People think that doing sound for animated films or for live action sequences that are mostly computer graphics must be especially challenging because it involves “inventing” a sonic world. Not really. For one thing it isn’t accurate to say we “invent” anything. We discover, and the distinction between inventing and discovering is very important. To “invent” or “create” implies something comes from nothing. In fact, what we do is to borrow or steal, and then when we’re lucky we find a way to use the stolen goods in a new combination, a new way. For example, there is no doubt that Picasso appropriated images in African art for some of his most famous paintings. (http://www.pablopicasso.org/africanperiod.jsp)
So, if “creating” is really about discovering something that is already there in a different or scattered form, then how best to do this discovering? You have to become a connoisseur of mistakes, accidents, and the unintentional. Very few people in human history have been so lucky and/or so brilliant that they actually invented anything. Even Einstein, coincidentally peaking about the same time as Picasso, borrowed from the work of many others as he developed his theories, but it was an “accidental” image of someone falling through air and not being able to feel his own weight that was probably the key to developing his theory of general relativity.
At the start of a project I learn as much as I can about what the director and writer have in mind in terms of the story, the characters, and places (they usually haven’t thought much at all about sound), and then I start randomly listening. I listen to sounds in the library and on the street, randomly. As I do it I’m not thinking “I need the sound of thunder,” I’m just skipping around from category to category listening to whatever pops up. Most of it won’t suggest any connection to the project I’m working on, but it usually only takes a few minutes of random listening until I stumble upon a sound that feels deeply connected to the project, and often it’s connected in a way I would never have anticipated if I had just started making a list of what kinds of sounds I thought the project needed. When I’m going about my daily life during the project I try to be open to the same kinds of obliquely but profoundly related sounds. Sometimes it isn’t the spectral content of the sound at all, but a certain rhythm or a certain loudness dynamic.

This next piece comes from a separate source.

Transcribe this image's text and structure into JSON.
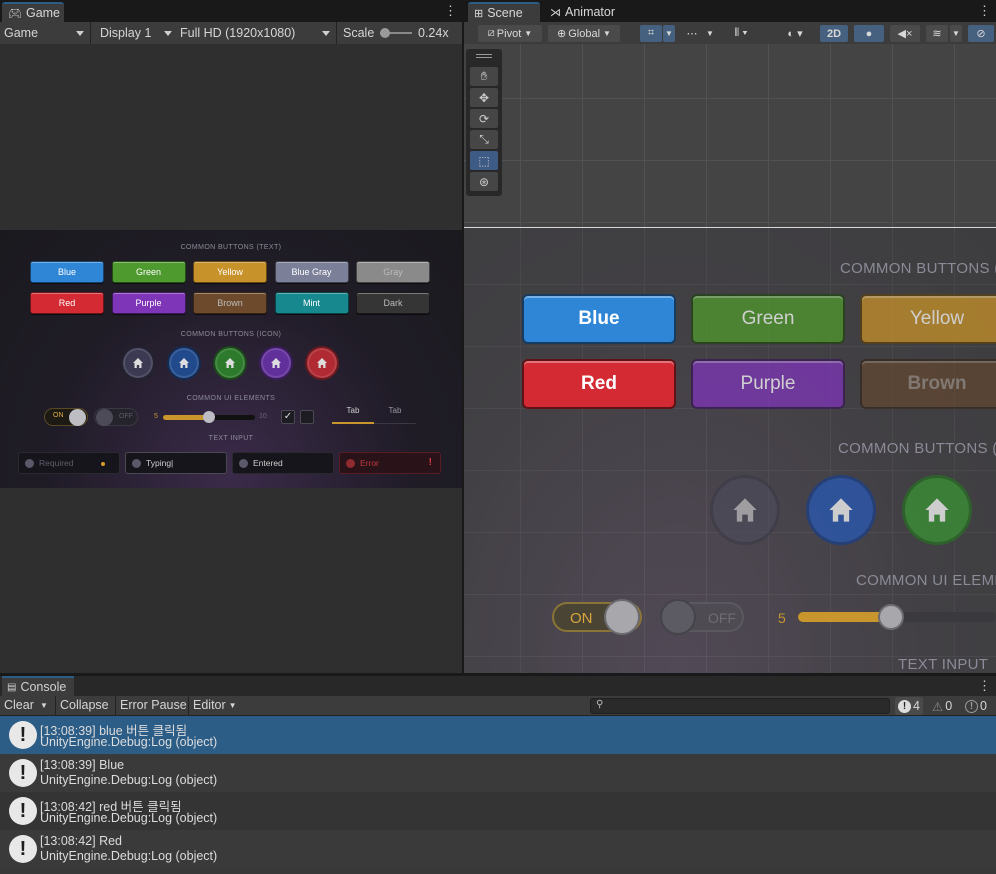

In “The Right Stuff,” when Yeager’s rocket accelerates, the high pitched sound is a piece of chalk squeaking on a slate board. I had gone to the old school to record doors, but happened to hear a brief chalk squeak across the hall, and it occurred to me that several of those cut together could express the scary intensity of that rocket, like it was on the edge of exploding, screaming through the air.
I try to train my ear to get better at these things, to begin with as few assumptions as possible, and to be open to the unanticipated sounds rolling past me that glue the story together better than any grand design I could have dreamed up.